--- MATERIAL SHOWN Enclosed Below ---
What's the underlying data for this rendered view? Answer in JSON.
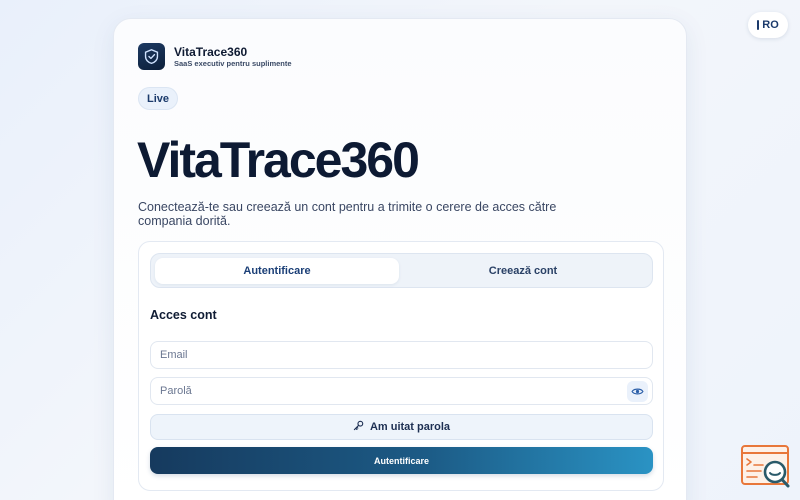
{
  "language": {
    "code": "RO"
  },
  "brand": {
    "name": "VitaTrace360",
    "tagline": "SaaS executiv pentru suplimente"
  },
  "status_badge": "Live",
  "hero": {
    "title": "VitaTrace360",
    "subtitle": "Conectează-te sau creează un cont pentru a trimite o cerere de acces către compania dorită."
  },
  "tabs": [
    {
      "label": "Autentificare",
      "active": true
    },
    {
      "label": "Creează cont",
      "active": false
    }
  ],
  "form": {
    "section_title": "Acces cont",
    "email_placeholder": "Email",
    "email_value": "",
    "password_placeholder": "Parolă",
    "password_value": "",
    "forgot_label": "Am uitat parola",
    "submit_label": "Autentificare"
  },
  "icons": {
    "logo": "shield-logo-icon",
    "eye": "eye-icon",
    "key": "key-icon",
    "help": "help-search-icon"
  },
  "colors": {
    "accent": "#1b3f77",
    "button_gradient_start": "#163a5e",
    "button_gradient_end": "#2a93c4",
    "help_widget": "#e8773a"
  }
}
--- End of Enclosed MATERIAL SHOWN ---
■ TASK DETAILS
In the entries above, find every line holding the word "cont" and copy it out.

■ RESULT OF THE EXERCISE
    "subtitle": "Conectează-te sau creează un cont pentru a trimite o cerere de acces către compania dorită."
      "label": "Creează cont",
    "section_title": "Acces cont",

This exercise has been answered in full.